- [TASK INSTRUCTIONS]:
Find the word "name" in the listing. Copy out each line where it occurs.

[Opening THE RECORDS section]

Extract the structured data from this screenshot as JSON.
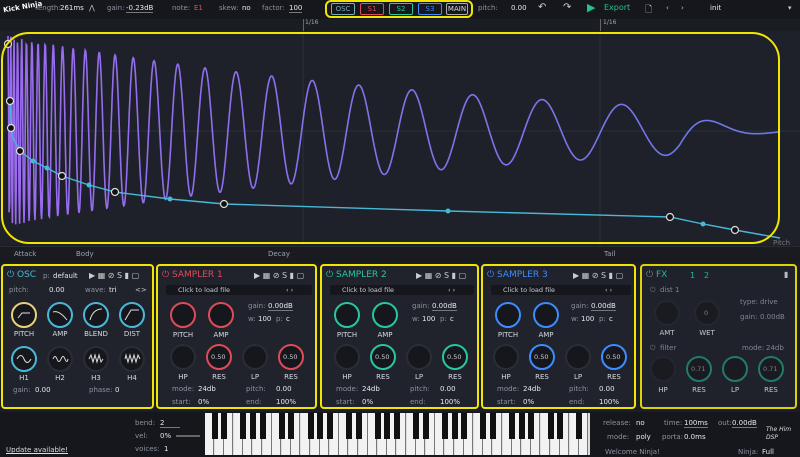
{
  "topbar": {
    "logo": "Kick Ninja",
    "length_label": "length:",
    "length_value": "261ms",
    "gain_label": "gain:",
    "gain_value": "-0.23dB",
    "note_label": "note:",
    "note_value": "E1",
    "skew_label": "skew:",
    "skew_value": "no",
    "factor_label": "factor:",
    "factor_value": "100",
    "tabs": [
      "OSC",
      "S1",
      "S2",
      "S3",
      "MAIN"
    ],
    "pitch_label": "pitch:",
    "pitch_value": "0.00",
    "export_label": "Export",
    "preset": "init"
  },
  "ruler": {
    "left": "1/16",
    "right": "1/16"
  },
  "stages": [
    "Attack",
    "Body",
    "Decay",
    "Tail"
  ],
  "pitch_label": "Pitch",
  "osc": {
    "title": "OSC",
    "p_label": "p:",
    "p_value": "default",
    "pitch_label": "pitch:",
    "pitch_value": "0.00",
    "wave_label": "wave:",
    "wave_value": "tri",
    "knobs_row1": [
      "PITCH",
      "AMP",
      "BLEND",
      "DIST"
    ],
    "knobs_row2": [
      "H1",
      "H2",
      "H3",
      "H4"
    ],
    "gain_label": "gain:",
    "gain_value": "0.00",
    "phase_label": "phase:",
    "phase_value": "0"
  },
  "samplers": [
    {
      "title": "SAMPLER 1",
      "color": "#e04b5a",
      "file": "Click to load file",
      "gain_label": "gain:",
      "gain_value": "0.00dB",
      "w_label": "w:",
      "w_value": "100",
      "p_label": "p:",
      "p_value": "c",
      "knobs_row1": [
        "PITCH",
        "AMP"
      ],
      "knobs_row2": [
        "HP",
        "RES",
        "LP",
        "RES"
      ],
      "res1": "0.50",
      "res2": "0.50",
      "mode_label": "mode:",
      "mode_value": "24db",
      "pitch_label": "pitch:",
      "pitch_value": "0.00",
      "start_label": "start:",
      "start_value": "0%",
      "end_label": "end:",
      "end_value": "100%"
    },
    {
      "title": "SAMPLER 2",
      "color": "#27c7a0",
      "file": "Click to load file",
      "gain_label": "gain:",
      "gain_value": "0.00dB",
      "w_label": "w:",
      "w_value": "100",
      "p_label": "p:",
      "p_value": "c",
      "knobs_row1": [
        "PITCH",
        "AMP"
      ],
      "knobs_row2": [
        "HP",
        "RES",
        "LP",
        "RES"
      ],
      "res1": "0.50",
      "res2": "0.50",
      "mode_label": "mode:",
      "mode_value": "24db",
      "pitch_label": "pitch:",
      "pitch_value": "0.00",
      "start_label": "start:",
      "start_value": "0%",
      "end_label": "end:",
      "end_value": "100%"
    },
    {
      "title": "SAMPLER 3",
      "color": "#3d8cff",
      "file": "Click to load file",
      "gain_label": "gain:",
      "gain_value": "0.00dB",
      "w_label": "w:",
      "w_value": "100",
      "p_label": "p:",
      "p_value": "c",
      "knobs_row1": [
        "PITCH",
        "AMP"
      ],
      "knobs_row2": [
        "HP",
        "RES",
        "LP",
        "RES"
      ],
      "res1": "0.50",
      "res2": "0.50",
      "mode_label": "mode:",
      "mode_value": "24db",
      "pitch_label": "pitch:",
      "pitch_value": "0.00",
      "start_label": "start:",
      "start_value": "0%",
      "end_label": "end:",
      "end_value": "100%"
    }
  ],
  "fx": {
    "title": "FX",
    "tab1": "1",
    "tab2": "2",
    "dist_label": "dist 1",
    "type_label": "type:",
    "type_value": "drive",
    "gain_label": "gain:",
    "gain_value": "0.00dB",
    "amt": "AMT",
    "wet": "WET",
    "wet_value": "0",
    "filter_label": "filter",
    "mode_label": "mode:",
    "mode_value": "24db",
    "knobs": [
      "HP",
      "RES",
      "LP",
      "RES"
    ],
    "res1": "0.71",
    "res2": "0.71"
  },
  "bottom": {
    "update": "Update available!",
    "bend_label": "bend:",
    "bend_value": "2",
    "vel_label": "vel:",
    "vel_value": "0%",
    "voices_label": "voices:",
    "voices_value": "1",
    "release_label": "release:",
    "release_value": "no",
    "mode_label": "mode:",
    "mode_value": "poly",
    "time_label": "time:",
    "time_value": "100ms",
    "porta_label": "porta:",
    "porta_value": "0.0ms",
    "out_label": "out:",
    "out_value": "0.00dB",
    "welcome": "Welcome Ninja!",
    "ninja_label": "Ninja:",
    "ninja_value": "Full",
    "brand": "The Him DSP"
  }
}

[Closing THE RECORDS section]
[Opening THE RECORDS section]

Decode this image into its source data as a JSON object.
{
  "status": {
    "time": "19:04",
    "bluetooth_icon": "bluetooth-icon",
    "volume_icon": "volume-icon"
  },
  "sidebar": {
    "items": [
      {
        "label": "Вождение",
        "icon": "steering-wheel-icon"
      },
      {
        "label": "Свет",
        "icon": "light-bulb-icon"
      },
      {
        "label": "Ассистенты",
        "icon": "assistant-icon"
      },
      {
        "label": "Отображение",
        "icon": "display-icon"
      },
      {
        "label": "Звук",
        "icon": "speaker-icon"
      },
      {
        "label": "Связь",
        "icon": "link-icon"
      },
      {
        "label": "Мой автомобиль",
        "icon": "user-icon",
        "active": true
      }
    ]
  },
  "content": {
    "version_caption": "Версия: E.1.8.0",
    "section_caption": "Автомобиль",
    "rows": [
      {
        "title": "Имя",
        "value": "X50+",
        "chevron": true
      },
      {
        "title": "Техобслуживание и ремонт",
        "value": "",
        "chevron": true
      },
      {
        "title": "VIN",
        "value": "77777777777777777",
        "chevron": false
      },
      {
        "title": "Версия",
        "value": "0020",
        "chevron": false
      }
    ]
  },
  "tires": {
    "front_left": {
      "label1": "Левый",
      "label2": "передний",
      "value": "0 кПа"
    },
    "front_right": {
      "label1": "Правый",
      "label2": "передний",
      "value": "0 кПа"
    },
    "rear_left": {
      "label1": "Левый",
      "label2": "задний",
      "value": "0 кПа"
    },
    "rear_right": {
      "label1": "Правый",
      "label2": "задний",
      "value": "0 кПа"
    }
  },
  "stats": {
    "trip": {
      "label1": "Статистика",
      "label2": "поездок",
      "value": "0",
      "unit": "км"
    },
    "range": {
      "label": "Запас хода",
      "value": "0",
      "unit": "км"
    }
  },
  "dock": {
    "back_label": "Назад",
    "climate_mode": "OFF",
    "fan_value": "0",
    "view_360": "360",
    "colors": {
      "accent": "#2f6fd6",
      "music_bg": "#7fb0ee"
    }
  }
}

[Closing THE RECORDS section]
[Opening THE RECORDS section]

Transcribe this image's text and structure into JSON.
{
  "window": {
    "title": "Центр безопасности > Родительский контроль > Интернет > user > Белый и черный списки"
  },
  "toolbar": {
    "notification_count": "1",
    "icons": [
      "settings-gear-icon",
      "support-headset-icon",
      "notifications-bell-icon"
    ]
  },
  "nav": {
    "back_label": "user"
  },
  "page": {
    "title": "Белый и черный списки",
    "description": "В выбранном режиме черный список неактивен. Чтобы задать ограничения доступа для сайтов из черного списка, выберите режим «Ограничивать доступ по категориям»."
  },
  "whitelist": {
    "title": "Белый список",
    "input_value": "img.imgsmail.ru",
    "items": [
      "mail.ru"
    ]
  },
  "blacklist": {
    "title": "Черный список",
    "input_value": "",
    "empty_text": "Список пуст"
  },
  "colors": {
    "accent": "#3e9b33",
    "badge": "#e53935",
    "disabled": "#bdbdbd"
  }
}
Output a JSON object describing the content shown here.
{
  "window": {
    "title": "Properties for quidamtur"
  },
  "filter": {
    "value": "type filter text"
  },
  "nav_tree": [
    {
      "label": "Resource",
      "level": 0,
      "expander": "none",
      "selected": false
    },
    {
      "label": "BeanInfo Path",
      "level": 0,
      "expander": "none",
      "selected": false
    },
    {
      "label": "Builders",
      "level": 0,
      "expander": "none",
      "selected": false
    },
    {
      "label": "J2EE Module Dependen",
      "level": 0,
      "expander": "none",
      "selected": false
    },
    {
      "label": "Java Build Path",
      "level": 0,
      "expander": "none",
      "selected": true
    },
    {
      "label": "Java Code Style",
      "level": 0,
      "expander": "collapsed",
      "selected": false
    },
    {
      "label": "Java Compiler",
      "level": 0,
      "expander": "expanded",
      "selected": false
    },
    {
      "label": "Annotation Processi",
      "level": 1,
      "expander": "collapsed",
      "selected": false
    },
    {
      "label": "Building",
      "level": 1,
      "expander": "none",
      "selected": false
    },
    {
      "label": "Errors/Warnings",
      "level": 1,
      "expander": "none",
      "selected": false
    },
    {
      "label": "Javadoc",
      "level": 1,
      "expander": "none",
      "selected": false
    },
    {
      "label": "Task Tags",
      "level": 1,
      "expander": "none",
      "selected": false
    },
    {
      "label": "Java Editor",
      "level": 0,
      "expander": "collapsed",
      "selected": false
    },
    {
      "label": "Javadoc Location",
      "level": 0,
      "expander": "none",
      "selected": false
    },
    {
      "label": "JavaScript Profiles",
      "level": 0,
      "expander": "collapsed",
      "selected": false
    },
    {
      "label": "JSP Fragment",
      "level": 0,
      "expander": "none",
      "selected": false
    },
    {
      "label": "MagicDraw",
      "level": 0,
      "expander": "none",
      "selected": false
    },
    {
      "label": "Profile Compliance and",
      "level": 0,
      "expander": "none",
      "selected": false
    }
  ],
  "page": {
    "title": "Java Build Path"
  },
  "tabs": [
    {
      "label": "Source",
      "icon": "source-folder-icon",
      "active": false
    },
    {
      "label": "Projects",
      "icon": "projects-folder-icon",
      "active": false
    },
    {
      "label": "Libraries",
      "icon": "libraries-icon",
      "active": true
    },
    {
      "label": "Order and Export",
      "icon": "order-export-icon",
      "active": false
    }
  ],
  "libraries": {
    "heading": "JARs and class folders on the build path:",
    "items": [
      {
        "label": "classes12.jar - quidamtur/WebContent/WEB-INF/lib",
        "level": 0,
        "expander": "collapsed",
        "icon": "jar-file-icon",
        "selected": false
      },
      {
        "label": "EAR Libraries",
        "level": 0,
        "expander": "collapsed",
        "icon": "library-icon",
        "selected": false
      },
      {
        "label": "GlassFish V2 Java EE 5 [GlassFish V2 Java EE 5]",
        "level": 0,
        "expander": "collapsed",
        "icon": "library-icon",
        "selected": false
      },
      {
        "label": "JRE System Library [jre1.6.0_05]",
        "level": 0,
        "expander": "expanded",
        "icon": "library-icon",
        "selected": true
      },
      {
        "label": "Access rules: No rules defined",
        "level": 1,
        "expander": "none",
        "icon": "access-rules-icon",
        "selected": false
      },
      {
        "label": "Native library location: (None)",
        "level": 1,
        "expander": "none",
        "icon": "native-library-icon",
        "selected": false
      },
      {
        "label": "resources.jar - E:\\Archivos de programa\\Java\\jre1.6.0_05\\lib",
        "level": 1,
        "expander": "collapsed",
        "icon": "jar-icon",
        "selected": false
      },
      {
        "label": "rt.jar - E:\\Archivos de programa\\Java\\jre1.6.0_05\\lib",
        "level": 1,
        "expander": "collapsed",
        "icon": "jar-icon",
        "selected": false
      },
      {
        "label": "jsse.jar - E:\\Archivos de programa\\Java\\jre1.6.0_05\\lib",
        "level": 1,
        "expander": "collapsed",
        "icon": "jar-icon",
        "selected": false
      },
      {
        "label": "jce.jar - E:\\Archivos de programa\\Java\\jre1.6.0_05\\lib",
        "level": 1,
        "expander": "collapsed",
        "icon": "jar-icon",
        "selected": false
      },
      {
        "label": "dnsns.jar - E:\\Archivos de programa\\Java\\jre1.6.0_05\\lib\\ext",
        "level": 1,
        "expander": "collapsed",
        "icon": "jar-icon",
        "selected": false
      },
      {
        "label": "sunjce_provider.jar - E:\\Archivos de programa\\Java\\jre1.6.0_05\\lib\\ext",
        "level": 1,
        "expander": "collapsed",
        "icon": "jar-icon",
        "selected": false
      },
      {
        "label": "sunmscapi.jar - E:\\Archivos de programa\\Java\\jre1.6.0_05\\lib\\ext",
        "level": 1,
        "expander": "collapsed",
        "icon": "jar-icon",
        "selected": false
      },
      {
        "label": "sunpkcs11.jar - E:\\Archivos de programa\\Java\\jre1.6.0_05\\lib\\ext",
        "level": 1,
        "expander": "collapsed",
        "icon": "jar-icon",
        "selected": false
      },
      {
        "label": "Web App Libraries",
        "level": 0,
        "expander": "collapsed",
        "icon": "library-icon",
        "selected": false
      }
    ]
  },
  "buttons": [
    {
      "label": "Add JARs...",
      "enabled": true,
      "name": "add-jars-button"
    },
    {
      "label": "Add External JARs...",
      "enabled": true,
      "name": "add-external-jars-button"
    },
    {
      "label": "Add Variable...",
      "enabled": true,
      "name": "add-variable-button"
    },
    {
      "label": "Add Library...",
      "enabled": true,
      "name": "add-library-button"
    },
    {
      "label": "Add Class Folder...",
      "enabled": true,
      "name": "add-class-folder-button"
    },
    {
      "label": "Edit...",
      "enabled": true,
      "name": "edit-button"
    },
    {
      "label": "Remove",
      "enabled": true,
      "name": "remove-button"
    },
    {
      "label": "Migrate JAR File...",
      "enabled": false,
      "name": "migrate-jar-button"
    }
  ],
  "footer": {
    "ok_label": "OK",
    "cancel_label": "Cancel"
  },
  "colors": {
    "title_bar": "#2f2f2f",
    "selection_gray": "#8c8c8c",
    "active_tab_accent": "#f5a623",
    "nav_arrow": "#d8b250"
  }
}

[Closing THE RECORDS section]

- [RESPONSE TO THIS EXERCISE]:
      "name": "add-jars-button"
      "name": "add-external-jars-button"
      "name": "add-variable-button"
      "name": "add-library-button"
      "name": "add-class-folder-button"
      "name": "edit-button"
      "name": "remove-button"
      "name": "migrate-jar-button"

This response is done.